Directions for this task
Please print every line of the material below exactly.

=== Begin Enclosure ===

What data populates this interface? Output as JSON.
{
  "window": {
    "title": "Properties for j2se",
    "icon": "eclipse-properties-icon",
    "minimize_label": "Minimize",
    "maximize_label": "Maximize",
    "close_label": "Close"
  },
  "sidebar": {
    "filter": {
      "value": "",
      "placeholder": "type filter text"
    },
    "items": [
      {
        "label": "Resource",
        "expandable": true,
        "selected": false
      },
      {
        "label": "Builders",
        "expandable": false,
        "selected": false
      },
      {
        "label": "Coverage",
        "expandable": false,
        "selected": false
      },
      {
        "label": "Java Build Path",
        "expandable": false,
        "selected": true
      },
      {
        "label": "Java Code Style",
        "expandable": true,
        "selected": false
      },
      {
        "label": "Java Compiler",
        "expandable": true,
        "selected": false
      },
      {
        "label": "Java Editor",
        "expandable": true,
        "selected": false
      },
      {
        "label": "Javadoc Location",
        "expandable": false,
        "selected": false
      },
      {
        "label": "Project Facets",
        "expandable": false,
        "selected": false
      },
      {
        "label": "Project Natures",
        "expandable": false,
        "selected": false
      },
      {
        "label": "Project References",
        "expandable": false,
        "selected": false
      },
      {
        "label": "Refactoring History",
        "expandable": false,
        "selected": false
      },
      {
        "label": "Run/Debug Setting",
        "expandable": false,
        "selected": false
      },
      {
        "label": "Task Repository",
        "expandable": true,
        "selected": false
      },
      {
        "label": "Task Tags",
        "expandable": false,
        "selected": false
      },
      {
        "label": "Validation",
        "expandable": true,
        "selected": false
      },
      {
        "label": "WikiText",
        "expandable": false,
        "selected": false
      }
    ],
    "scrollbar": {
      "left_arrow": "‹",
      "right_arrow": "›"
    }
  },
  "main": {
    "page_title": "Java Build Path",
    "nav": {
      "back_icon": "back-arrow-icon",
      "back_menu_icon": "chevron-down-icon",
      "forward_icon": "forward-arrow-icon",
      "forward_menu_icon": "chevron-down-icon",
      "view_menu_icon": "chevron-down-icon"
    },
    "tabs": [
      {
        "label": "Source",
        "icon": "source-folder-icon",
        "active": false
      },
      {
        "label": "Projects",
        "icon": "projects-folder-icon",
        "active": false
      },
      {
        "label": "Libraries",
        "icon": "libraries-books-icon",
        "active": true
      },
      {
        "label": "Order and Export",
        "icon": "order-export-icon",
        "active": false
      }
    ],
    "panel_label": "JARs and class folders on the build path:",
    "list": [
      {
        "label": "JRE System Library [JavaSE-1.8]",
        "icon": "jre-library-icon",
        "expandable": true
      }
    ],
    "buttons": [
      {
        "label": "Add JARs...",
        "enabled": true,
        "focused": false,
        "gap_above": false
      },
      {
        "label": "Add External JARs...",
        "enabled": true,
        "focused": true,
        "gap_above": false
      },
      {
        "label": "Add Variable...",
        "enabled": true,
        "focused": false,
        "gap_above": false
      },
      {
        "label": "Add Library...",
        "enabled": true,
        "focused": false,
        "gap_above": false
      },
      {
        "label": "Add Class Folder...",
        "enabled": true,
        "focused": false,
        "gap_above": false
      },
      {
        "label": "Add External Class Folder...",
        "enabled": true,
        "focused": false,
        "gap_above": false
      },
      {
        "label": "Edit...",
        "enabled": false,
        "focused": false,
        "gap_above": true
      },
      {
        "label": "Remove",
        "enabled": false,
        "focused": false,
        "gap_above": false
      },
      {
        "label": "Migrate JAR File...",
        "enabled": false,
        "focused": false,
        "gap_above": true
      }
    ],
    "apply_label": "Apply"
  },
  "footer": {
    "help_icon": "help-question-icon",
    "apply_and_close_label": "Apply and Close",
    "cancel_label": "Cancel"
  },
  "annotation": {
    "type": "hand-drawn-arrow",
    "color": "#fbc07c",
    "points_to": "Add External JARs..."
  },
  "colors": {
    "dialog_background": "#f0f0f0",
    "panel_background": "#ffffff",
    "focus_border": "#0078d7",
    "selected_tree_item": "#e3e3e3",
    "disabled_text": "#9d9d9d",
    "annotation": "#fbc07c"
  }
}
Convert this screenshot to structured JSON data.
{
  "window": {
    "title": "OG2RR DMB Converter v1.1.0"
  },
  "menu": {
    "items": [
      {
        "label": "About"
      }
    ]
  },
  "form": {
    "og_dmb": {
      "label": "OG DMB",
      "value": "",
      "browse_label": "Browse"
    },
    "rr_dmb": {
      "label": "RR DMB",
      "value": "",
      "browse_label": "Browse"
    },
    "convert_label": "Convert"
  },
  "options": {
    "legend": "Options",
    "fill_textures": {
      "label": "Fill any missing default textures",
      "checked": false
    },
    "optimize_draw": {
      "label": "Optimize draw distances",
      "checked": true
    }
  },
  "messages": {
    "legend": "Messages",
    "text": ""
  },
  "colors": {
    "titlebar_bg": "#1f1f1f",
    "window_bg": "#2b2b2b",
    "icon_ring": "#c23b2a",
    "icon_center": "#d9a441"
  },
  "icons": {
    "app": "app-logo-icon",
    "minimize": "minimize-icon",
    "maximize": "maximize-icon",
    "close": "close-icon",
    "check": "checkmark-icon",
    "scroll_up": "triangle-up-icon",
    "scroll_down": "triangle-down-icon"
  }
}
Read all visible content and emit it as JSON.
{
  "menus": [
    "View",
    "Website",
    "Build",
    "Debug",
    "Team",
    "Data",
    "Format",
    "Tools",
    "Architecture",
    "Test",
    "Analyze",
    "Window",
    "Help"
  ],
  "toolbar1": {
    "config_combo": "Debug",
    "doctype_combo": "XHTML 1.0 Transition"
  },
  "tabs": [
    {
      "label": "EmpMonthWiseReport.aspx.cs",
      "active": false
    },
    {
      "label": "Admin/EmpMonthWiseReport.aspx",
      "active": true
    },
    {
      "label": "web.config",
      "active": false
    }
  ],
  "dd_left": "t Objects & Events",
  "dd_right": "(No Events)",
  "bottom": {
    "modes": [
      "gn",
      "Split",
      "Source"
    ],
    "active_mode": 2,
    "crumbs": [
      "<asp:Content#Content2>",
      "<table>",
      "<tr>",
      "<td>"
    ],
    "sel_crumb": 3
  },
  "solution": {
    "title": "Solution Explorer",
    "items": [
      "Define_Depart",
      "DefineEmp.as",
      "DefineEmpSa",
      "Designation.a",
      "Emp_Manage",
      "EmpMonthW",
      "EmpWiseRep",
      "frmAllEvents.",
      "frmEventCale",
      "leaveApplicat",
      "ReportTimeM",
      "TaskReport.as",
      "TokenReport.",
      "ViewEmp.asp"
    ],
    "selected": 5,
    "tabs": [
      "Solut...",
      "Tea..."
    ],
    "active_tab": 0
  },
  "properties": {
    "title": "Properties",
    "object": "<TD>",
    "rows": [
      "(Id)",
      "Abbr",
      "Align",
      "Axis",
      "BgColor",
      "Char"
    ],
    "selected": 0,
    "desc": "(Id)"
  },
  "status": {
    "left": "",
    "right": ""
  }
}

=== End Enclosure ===

Result of this exercise
What data populates this interface? Output as JSON.
{
  "window": {
    "title": "Properties for j2se",
    "icon": "eclipse-properties-icon",
    "minimize_label": "Minimize",
    "maximize_label": "Maximize",
    "close_label": "Close"
  },
  "sidebar": {
    "filter": {
      "value": "",
      "placeholder": "type filter text"
    },
    "items": [
      {
        "label": "Resource",
        "expandable": true,
        "selected": false
      },
      {
        "label": "Builders",
        "expandable": false,
        "selected": false
      },
      {
        "label": "Coverage",
        "expandable": false,
        "selected": false
      },
      {
        "label": "Java Build Path",
        "expandable": false,
        "selected": true
      },
      {
        "label": "Java Code Style",
        "expandable": true,
        "selected": false
      },
      {
        "label": "Java Compiler",
        "expandable": true,
        "selected": false
      },
      {
        "label": "Java Editor",
        "expandable": true,
        "selected": false
      },
      {
        "label": "Javadoc Location",
        "expandable": false,
        "selected": false
      },
      {
        "label": "Project Facets",
        "expandable": false,
        "selected": false
      },
      {
        "label": "Project Natures",
        "expandable": false,
        "selected": false
      },
      {
        "label": "Project References",
        "expandable": false,
        "selected": false
      },
      {
        "label": "Refactoring History",
        "expandable": false,
        "selected": false
      },
      {
        "label": "Run/Debug Setting",
        "expandable": false,
        "selected": false
      },
      {
        "label": "Task Repository",
        "expandable": true,
        "selected": false
      },
      {
        "label": "Task Tags",
        "expandable": false,
        "selected": false
      },
      {
        "label": "Validation",
        "expandable": true,
        "selected": false
      },
      {
        "label": "WikiText",
        "expandable": false,
        "selected": false
      }
    ],
    "scrollbar": {
      "left_arrow": "‹",
      "right_arrow": "›"
    }
  },
  "main": {
    "page_title": "Java Build Path",
    "nav": {
      "back_icon": "back-arrow-icon",
      "back_menu_icon": "chevron-down-icon",
      "forward_icon": "forward-arrow-icon",
      "forward_menu_icon": "chevron-down-icon",
      "view_menu_icon": "chevron-down-icon"
    },
    "tabs": [
      {
        "label": "Source",
        "icon": "source-folder-icon",
        "active": false
      },
      {
        "label": "Projects",
        "icon": "projects-folder-icon",
        "active": false
      },
      {
        "label": "Libraries",
        "icon": "libraries-books-icon",
        "active": true
      },
      {
        "label": "Order and Export",
        "icon": "order-export-icon",
        "active": false
      }
    ],
    "panel_label": "JARs and class folders on the build path:",
    "list": [
      {
        "label": "JRE System Library [JavaSE-1.8]",
        "icon": "jre-library-icon",
        "expandable": true
      }
    ],
    "buttons": [
      {
        "label": "Add JARs...",
        "enabled": true,
        "focused": false,
        "gap_above": false
      },
      {
        "label": "Add External JARs...",
        "enabled": true,
        "focused": true,
        "gap_above": false
      },
      {
        "label": "Add Variable...",
        "enabled": true,
        "focused": false,
        "gap_above": false
      },
      {
        "label": "Add Library...",
        "enabled": true,
        "focused": false,
        "gap_above": false
      },
      {
        "label": "Add Class Folder...",
        "enabled": true,
        "focused": false,
        "gap_above": false
      },
      {
        "label": "Add External Class Folder...",
        "enabled": true,
        "focused": false,
        "gap_above": false
      },
      {
        "label": "Edit...",
        "enabled": false,
        "focused": false,
        "gap_above": true
      },
      {
        "label": "Remove",
        "enabled": false,
        "focused": false,
        "gap_above": false
      },
      {
        "label": "Migrate JAR File...",
        "enabled": false,
        "focused": false,
        "gap_above": true
      }
    ],
    "apply_label": "Apply"
  },
  "footer": {
    "help_icon": "help-question-icon",
    "apply_and_close_label": "Apply and Close",
    "cancel_label": "Cancel"
  },
  "annotation": {
    "type": "hand-drawn-arrow",
    "color": "#fbc07c",
    "points_to": "Add External JARs..."
  },
  "colors": {
    "dialog_background": "#f0f0f0",
    "panel_background": "#ffffff",
    "focus_border": "#0078d7",
    "selected_tree_item": "#e3e3e3",
    "disabled_text": "#9d9d9d",
    "annotation": "#fbc07c"
  }
}
Convert this screenshot to structured JSON data.
{
  "window": {
    "title": "OG2RR DMB Converter v1.1.0"
  },
  "menu": {
    "items": [
      {
        "label": "About"
      }
    ]
  },
  "form": {
    "og_dmb": {
      "label": "OG DMB",
      "value": "",
      "browse_label": "Browse"
    },
    "rr_dmb": {
      "label": "RR DMB",
      "value": "",
      "browse_label": "Browse"
    },
    "convert_label": "Convert"
  },
  "options": {
    "legend": "Options",
    "fill_textures": {
      "label": "Fill any missing default textures",
      "checked": false
    },
    "optimize_draw": {
      "label": "Optimize draw distances",
      "checked": true
    }
  },
  "messages": {
    "legend": "Messages",
    "text": ""
  },
  "colors": {
    "titlebar_bg": "#1f1f1f",
    "window_bg": "#2b2b2b",
    "icon_ring": "#c23b2a",
    "icon_center": "#d9a441"
  },
  "icons": {
    "app": "app-logo-icon",
    "minimize": "minimize-icon",
    "maximize": "maximize-icon",
    "close": "close-icon",
    "check": "checkmark-icon",
    "scroll_up": "triangle-up-icon",
    "scroll_down": "triangle-down-icon"
  }
}
Read all visible content and emit it as JSON.
{
  "menus": [
    "View",
    "Website",
    "Build",
    "Debug",
    "Team",
    "Data",
    "Format",
    "Tools",
    "Architecture",
    "Test",
    "Analyze",
    "Window",
    "Help"
  ],
  "toolbar1": {
    "config_combo": "Debug",
    "doctype_combo": "XHTML 1.0 Transition"
  },
  "tabs": [
    {
      "label": "EmpMonthWiseReport.aspx.cs",
      "active": false
    },
    {
      "label": "Admin/EmpMonthWiseReport.aspx",
      "active": true
    },
    {
      "label": "web.config",
      "active": false
    }
  ],
  "dd_left": "t Objects & Events",
  "dd_right": "(No Events)",
  "bottom": {
    "modes": [
      "gn",
      "Split",
      "Source"
    ],
    "active_mode": 2,
    "crumbs": [
      "<asp:Content#Content2>",
      "<table>",
      "<tr>",
      "<td>"
    ],
    "sel_crumb": 3
  },
  "solution": {
    "title": "Solution Explorer",
    "items": [
      "Define_Depart",
      "DefineEmp.as",
      "DefineEmpSa",
      "Designation.a",
      "Emp_Manage",
      "EmpMonthW",
      "EmpWiseRep",
      "frmAllEvents.",
      "frmEventCale",
      "leaveApplicat",
      "ReportTimeM",
      "TaskReport.as",
      "TokenReport.",
      "ViewEmp.asp"
    ],
    "selected": 5,
    "tabs": [
      "Solut...",
      "Tea..."
    ],
    "active_tab": 0
  },
  "properties": {
    "title": "Properties",
    "object": "<TD>",
    "rows": [
      "(Id)",
      "Abbr",
      "Align",
      "Axis",
      "BgColor",
      "Char"
    ],
    "selected": 0,
    "desc": "(Id)"
  },
  "status": {
    "left": "",
    "right": ""
  }
}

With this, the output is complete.